Li Liao, “Consumption”, performance, ready-made, variable dimensions, 2012
李燎,《消费》,行为 现成物,尺寸依场地而定,2012

DH: In China, quite a few people have been talking about the need for local Chinese to have more of a say in the discourse of art as well as the collection of art (i.e. exhorting/urging local collectors to collect so as to have more influence in the development of Chinese art). How does the Hugo Boss Asia Prize stand in the relation to the international and national/domestic scenes in building processes of “taste” and artistic validation? Or: Can we so easily say that national boundaries don’t matter?

LF: HUGO BOSS ASIA ART aims to support emerging Chinese contemporary artists. Emerging Chinese artists are those who run at the start of their artistic creation and exhibition practices, question, extend and enrich the possibilities of contemporary art. They do not only deconstruct established codes of art, but take the risk of offering unexpected forms, experiences and meanings to the process of making and seeing the picture.

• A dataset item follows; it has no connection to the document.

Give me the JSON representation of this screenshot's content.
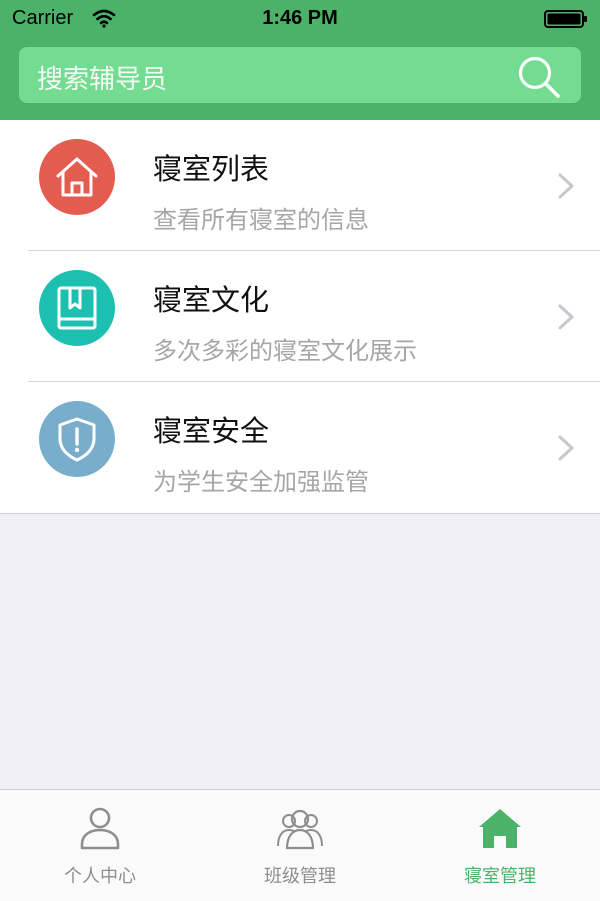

We believe that the on-going progress of contemporary art in Asia in a post-global era depends on our ability to cultivate continuous, inter-penetrable, porous dynamics with respect to otherness.

I have to say I do not believe in this global utopia of “no boundaries”, simply because this globalism is another system, another form of universalism built for the purpose of the economy. And it violently erects other oppressive boundaries — invisible ones different from national boundaries but so exclusive and destructive.

Hsu Chia Wei, “Marshal Tie Jia”, video installation, 10’00” , 2013

DH: Is there a particular rationale that the prize has to be awarded to one artist? Why can’t it be awarded to one winner along with smaller prizes for the runners-up?

LF: Because it is an award for one winner.

DH: Will the winner have a solo exhibition at the Rockbund Art Museum —like the Hugo Boss Prize with the Guggenheim Museum in New York?

LF: No.

DH: How much of a say does Hugo Boss have in the administration and management of the prize, especially in terms of the future direction of the prize?

LF: The conception and curatorial process of the HUGO BOSS ASIA ART is fully and independently operated by the Rockbund Art Mueum.

The independent art award is organized and administered by the RAM.

Any future direction of the prize will be discussed accordingly between RAM and HUGO BOSS.

Since Rockbund Art Museum and HUGO BOSS ASIA ART take strong interest in artistic creativity as well as theoretical research, two years is considered to be an adequate period, within which practices which are innovative in the formal sense, and at the same time provocative for critical analysis in the Asian Art scene, can be observed and defined.

The cooperation between Rockbund Art Museum and HUGO BOSS ASIA ART is set as long-term collaboration.

Birdhead, “Light of a Thousand Autumns”, photo, 20 inch x 70 pieces, 36 inch x 1 piece, , 2012
鸟头,《千秋光》,手工银盐照片,20英寸x 70张;36英寸x 1张,2012